-- Dataset items --

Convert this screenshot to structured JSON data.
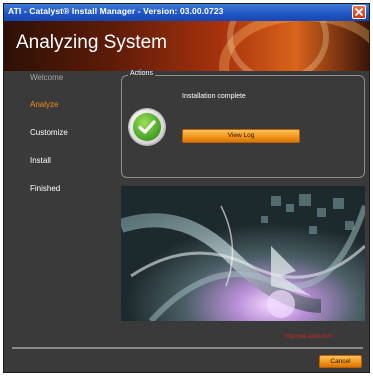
{
  "window": {
    "title": "ATI - Catalyst® Install Manager - Version: 03.00.0723"
  },
  "banner": {
    "heading": "Analyzing System"
  },
  "nav": {
    "items": [
      {
        "label": "Welcome",
        "state": "done"
      },
      {
        "label": "Analyze",
        "state": "active"
      },
      {
        "label": "Customize",
        "state": "pending"
      },
      {
        "label": "Install",
        "state": "pending"
      },
      {
        "label": "Finished",
        "state": "pending"
      }
    ]
  },
  "actions": {
    "legend": "Actions",
    "status_text": "Installation complete",
    "status_icon": "green-checkmark-icon",
    "view_log_label": "View Log"
  },
  "footer": {
    "url_text": "http://ati.amd.com",
    "cancel_label": "Cancel"
  },
  "colors": {
    "accent_orange": "#f0901e",
    "panel_bg": "#3a3a3a",
    "title_blue": "#1f54c4",
    "url_red": "#d62222",
    "success_green": "#4fa82a"
  }
}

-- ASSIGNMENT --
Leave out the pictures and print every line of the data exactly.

-- ANSWER TO THIS PROBLEM --
Convert this screenshot to structured JSON data.
{
  "window": {
    "title": "ATI - Catalyst® Install Manager - Version: 03.00.0723"
  },
  "banner": {
    "heading": "Analyzing System"
  },
  "nav": {
    "items": [
      {
        "label": "Welcome",
        "state": "done"
      },
      {
        "label": "Analyze",
        "state": "active"
      },
      {
        "label": "Customize",
        "state": "pending"
      },
      {
        "label": "Install",
        "state": "pending"
      },
      {
        "label": "Finished",
        "state": "pending"
      }
    ]
  },
  "actions": {
    "legend": "Actions",
    "status_text": "Installation complete",
    "status_icon": "green-checkmark-icon",
    "view_log_label": "View Log"
  },
  "footer": {
    "url_text": "http://ati.amd.com",
    "cancel_label": "Cancel"
  },
  "colors": {
    "accent_orange": "#f0901e",
    "panel_bg": "#3a3a3a",
    "title_blue": "#1f54c4",
    "url_red": "#d62222",
    "success_green": "#4fa82a"
  }
}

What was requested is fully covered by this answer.